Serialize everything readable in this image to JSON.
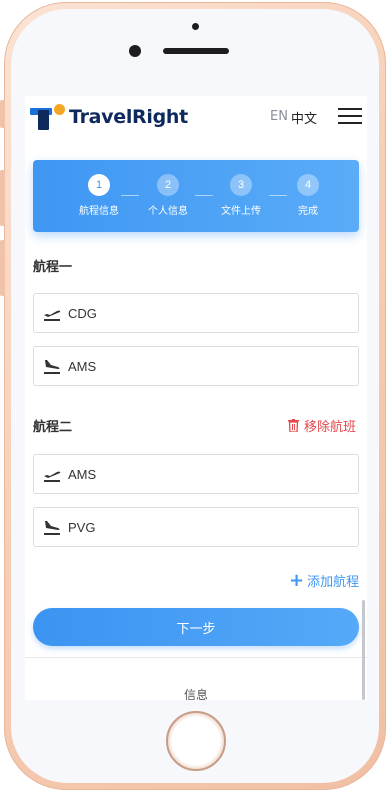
{
  "header": {
    "brand_name": "TravelRight",
    "lang_en": "EN",
    "lang_zh": "中文",
    "menu_icon": "hamburger-menu-icon"
  },
  "stepper": {
    "steps": [
      {
        "number": "1",
        "label": "航程信息",
        "active": true
      },
      {
        "number": "2",
        "label": "个人信息",
        "active": false
      },
      {
        "number": "3",
        "label": "文件上传",
        "active": false
      },
      {
        "number": "4",
        "label": "完成",
        "active": false
      }
    ]
  },
  "itinerary": {
    "leg1": {
      "title": "航程一",
      "departure": {
        "value": "CDG",
        "icon": "plane-takeoff-icon"
      },
      "arrival": {
        "value": "AMS",
        "icon": "plane-landing-icon"
      }
    },
    "leg2": {
      "title": "航程二",
      "remove_label": "移除航班",
      "departure": {
        "value": "AMS",
        "icon": "plane-takeoff-icon"
      },
      "arrival": {
        "value": "PVG",
        "icon": "plane-landing-icon"
      }
    },
    "add_label": "添加航程"
  },
  "next_button": "下一步",
  "footer": {
    "info_label": "信息"
  },
  "colors": {
    "accent": "#3f97f3",
    "danger": "#e5484d",
    "brand_dark": "#0e2a5c",
    "phone_frame": "#f6cdb4"
  }
}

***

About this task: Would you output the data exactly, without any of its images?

Answer section:
Serialize everything readable in this image to JSON.
{
  "header": {
    "brand_name": "TravelRight",
    "lang_en": "EN",
    "lang_zh": "中文",
    "menu_icon": "hamburger-menu-icon"
  },
  "stepper": {
    "steps": [
      {
        "number": "1",
        "label": "航程信息",
        "active": true
      },
      {
        "number": "2",
        "label": "个人信息",
        "active": false
      },
      {
        "number": "3",
        "label": "文件上传",
        "active": false
      },
      {
        "number": "4",
        "label": "完成",
        "active": false
      }
    ]
  },
  "itinerary": {
    "leg1": {
      "title": "航程一",
      "departure": {
        "value": "CDG",
        "icon": "plane-takeoff-icon"
      },
      "arrival": {
        "value": "AMS",
        "icon": "plane-landing-icon"
      }
    },
    "leg2": {
      "title": "航程二",
      "remove_label": "移除航班",
      "departure": {
        "value": "AMS",
        "icon": "plane-takeoff-icon"
      },
      "arrival": {
        "value": "PVG",
        "icon": "plane-landing-icon"
      }
    },
    "add_label": "添加航程"
  },
  "next_button": "下一步",
  "footer": {
    "info_label": "信息"
  },
  "colors": {
    "accent": "#3f97f3",
    "danger": "#e5484d",
    "brand_dark": "#0e2a5c",
    "phone_frame": "#f6cdb4"
  }
}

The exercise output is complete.